▸ **What you have to do**
Give back every record word for word, but keep the pictures out.

(Dataset rows for apps and sites)
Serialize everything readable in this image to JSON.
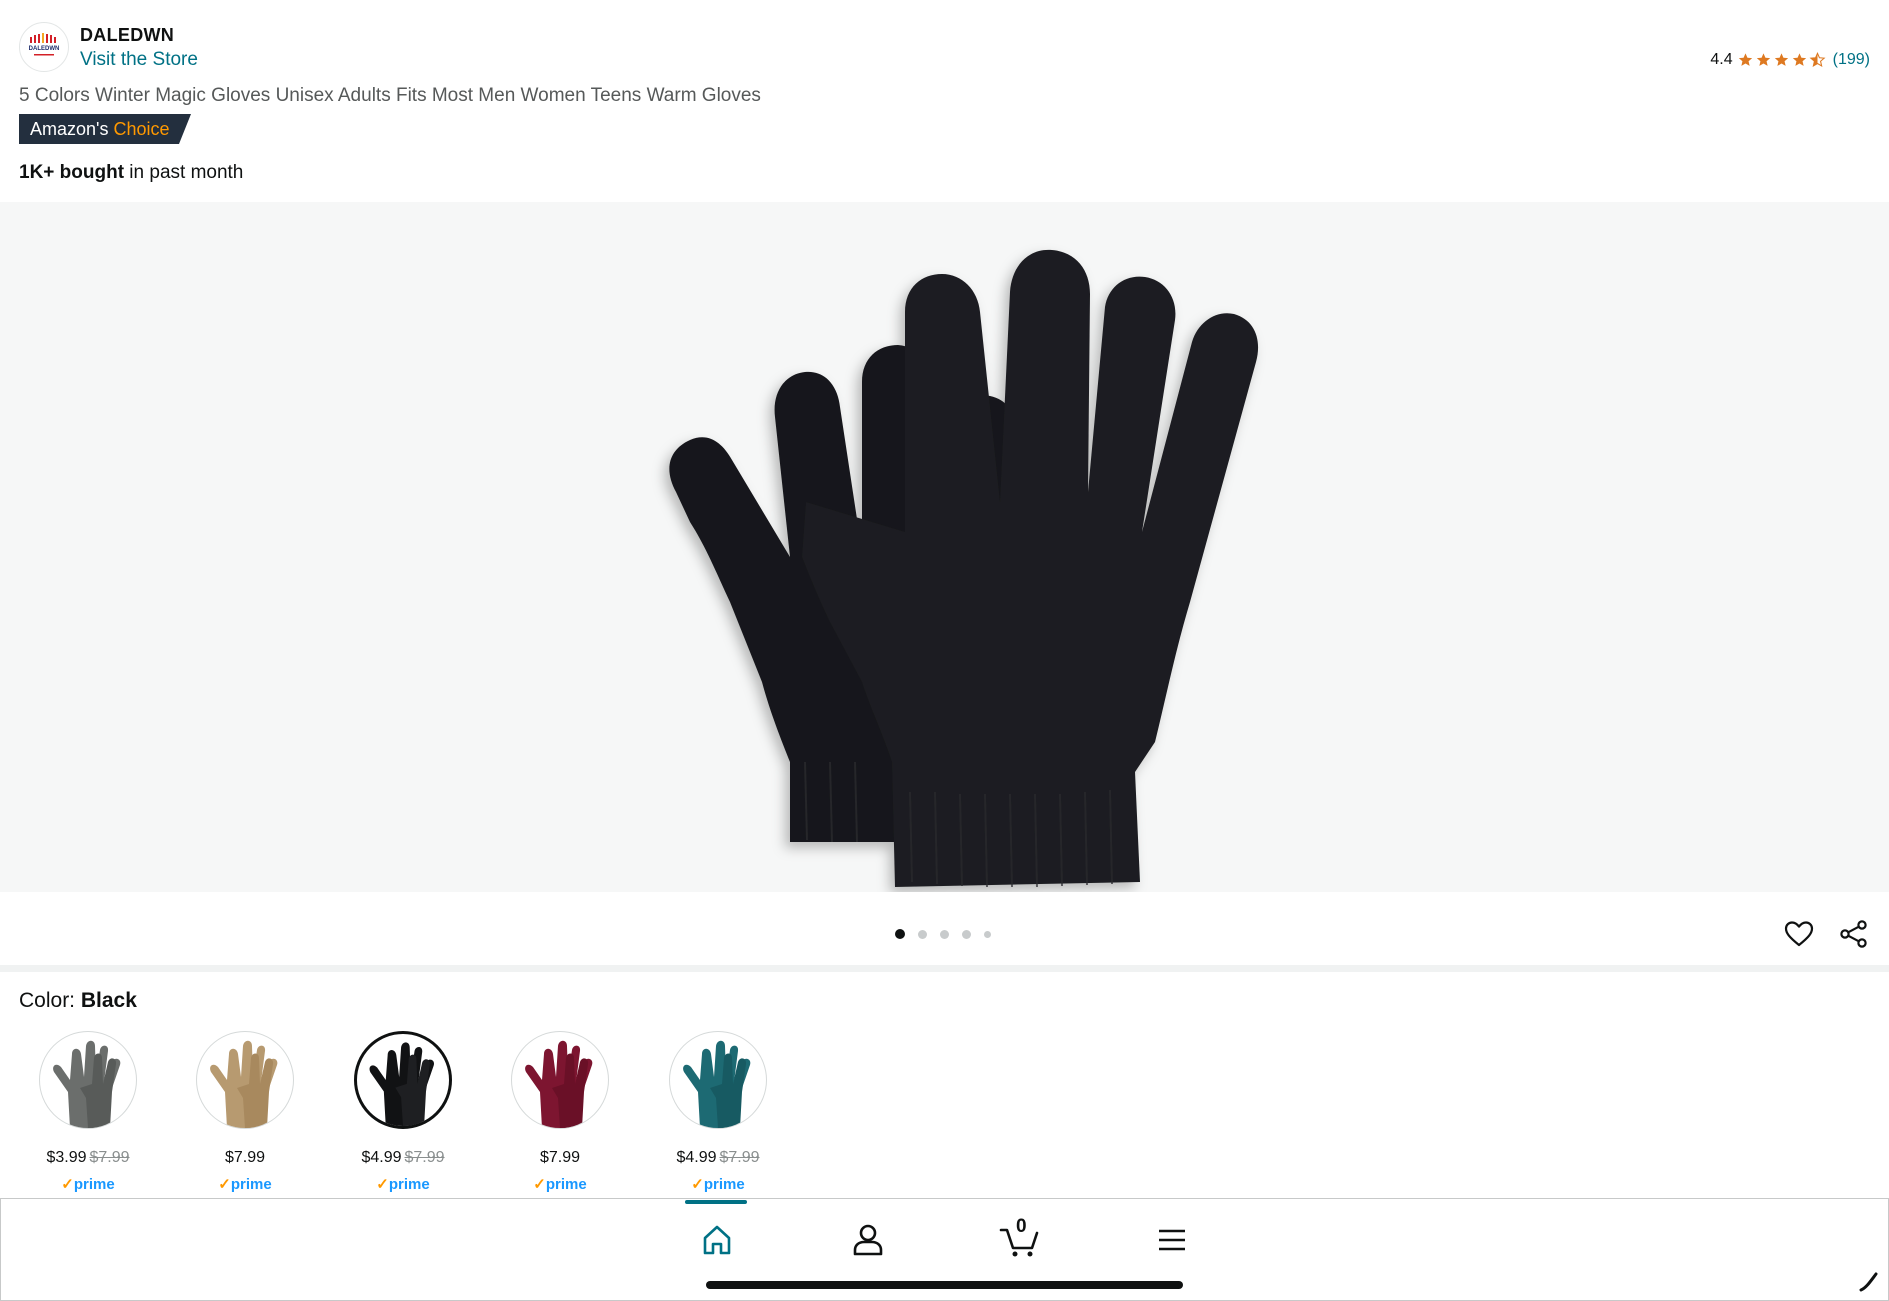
{
  "brand": {
    "name": "DALEDWN",
    "visit_store": "Visit the Store",
    "logo_text": "DALEDWN"
  },
  "rating": {
    "value": "4.4",
    "stars": 4.4,
    "count": "(199)",
    "star_color": "#de7921"
  },
  "product": {
    "title": "5 Colors Winter Magic Gloves Unisex Adults Fits Most Men Women Teens Warm Gloves",
    "badge_prefix": "Amazon's",
    "badge_highlight": "Choice",
    "bought_bold": "1K+ bought",
    "bought_rest": " in past month"
  },
  "gallery": {
    "image_icon": "black-knit-gloves-image",
    "dots_total": 5,
    "active_dot": 0
  },
  "actions": {
    "wishlist_icon": "heart-icon",
    "share_icon": "share-icon"
  },
  "color": {
    "label": "Color: ",
    "selected": "Black"
  },
  "swatches": [
    {
      "name": "Gray",
      "price": "$3.99",
      "list_price": "$7.99",
      "prime": "prime",
      "color": "#6b6e6c"
    },
    {
      "name": "Khaki",
      "price": "$7.99",
      "list_price": "",
      "prime": "prime",
      "color": "#b79a70"
    },
    {
      "name": "Black",
      "price": "$4.99",
      "list_price": "$7.99",
      "prime": "prime",
      "color": "#111214"
    },
    {
      "name": "Burgundy",
      "price": "$7.99",
      "list_price": "",
      "prime": "prime",
      "color": "#7d1530"
    },
    {
      "name": "Teal",
      "price": "$4.99",
      "list_price": "$7.99",
      "prime": "prime",
      "color": "#1d6a73"
    }
  ],
  "nav": {
    "home_icon": "home-icon",
    "account_icon": "account-icon",
    "cart_icon": "cart-icon",
    "cart_count": "0",
    "menu_icon": "menu-icon"
  },
  "colors": {
    "link": "#007185",
    "accent_orange": "#ff9900",
    "prime_blue": "#1a98ff",
    "badge_bg": "#232f3e"
  }
}
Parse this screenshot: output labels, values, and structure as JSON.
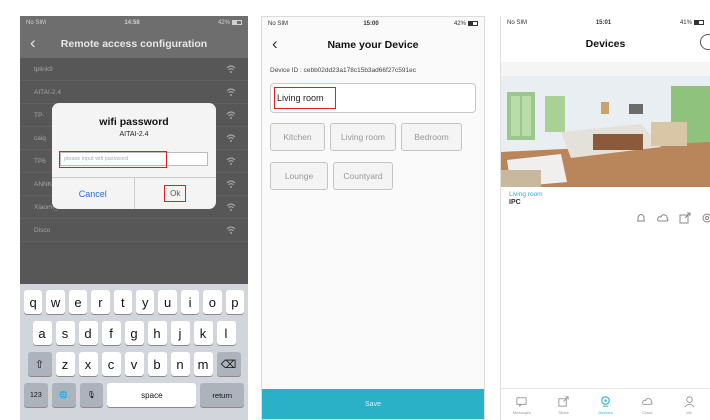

▸ **Completed exercise**
Serialize everything readable in this image to JSON.
{
  "brand": {
    "name": "DALEDWN",
    "visit_store": "Visit the Store",
    "logo_text": "DALEDWN"
  },
  "rating": {
    "value": "4.4",
    "stars": 4.4,
    "count": "(199)",
    "star_color": "#de7921"
  },
  "product": {
    "title": "5 Colors Winter Magic Gloves Unisex Adults Fits Most Men Women Teens Warm Gloves",
    "badge_prefix": "Amazon's",
    "badge_highlight": "Choice",
    "bought_bold": "1K+ bought",
    "bought_rest": " in past month"
  },
  "gallery": {
    "image_icon": "black-knit-gloves-image",
    "dots_total": 5,
    "active_dot": 0
  },
  "actions": {
    "wishlist_icon": "heart-icon",
    "share_icon": "share-icon"
  },
  "color": {
    "label": "Color: ",
    "selected": "Black"
  },
  "swatches": [
    {
      "name": "Gray",
      "price": "$3.99",
      "list_price": "$7.99",
      "prime": "prime",
      "color": "#6b6e6c"
    },
    {
      "name": "Khaki",
      "price": "$7.99",
      "list_price": "",
      "prime": "prime",
      "color": "#b79a70"
    },
    {
      "name": "Black",
      "price": "$4.99",
      "list_price": "$7.99",
      "prime": "prime",
      "color": "#111214"
    },
    {
      "name": "Burgundy",
      "price": "$7.99",
      "list_price": "",
      "prime": "prime",
      "color": "#7d1530"
    },
    {
      "name": "Teal",
      "price": "$4.99",
      "list_price": "$7.99",
      "prime": "prime",
      "color": "#1d6a73"
    }
  ],
  "nav": {
    "home_icon": "home-icon",
    "account_icon": "account-icon",
    "cart_icon": "cart-icon",
    "cart_count": "0",
    "menu_icon": "menu-icon"
  },
  "colors": {
    "link": "#007185",
    "accent_orange": "#ff9900",
    "prime_blue": "#1a98ff",
    "badge_bg": "#232f3e"
  }
}
Parse this screenshot: output labels, values, and structure as JSON.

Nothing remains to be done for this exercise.